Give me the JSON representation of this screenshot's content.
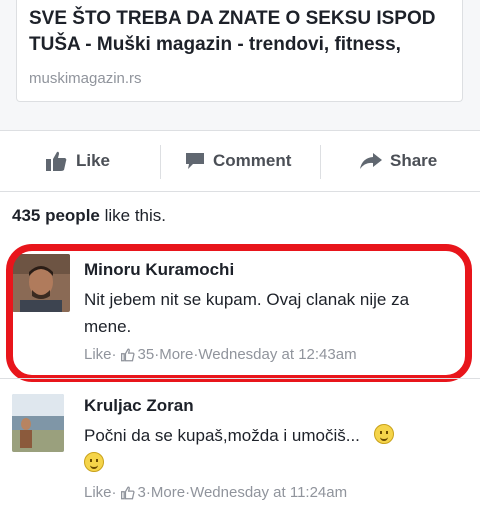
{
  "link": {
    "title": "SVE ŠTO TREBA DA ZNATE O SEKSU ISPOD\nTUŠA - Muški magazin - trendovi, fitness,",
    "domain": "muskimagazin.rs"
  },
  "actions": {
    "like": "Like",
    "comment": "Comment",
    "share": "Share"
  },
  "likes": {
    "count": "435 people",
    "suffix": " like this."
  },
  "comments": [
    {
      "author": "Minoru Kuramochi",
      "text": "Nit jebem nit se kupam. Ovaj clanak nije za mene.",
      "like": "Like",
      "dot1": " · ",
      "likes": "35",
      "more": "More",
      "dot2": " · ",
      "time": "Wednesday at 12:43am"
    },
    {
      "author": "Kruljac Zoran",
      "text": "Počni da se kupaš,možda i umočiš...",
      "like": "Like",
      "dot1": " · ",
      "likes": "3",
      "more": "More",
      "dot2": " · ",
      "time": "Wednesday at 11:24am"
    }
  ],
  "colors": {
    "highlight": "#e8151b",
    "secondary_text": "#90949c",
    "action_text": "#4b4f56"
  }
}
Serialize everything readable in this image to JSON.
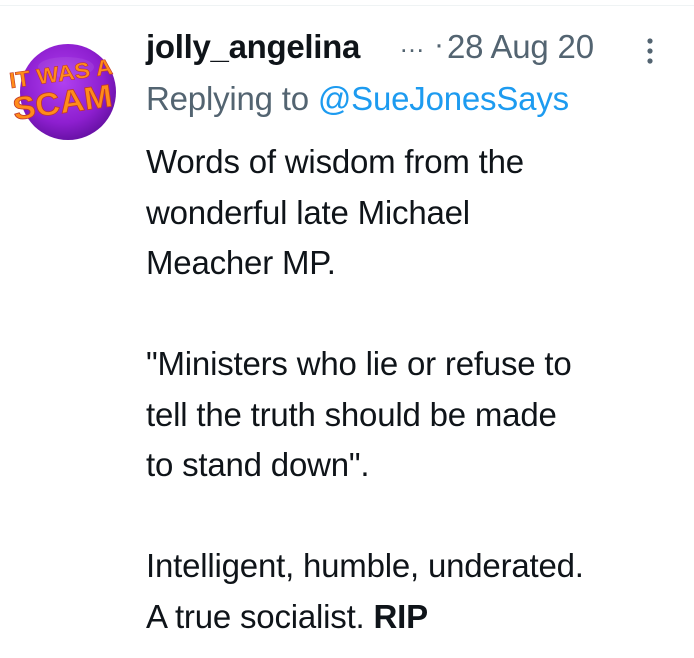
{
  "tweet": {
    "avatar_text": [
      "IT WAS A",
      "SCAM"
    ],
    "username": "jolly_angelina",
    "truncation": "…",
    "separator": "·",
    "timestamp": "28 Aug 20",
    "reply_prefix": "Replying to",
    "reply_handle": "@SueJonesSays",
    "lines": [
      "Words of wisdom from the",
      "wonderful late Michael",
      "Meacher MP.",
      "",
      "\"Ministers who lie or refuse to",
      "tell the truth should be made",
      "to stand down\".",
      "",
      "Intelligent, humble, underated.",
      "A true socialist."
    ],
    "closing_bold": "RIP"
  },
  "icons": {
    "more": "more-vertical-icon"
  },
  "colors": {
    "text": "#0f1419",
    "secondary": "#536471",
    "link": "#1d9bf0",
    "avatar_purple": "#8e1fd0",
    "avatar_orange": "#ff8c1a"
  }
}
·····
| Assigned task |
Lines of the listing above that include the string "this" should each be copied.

| Task solution |
Give me the JSON representation of this screenshot's content.
    "suffix": " like this."
Serialize everything readable in this image to JSON.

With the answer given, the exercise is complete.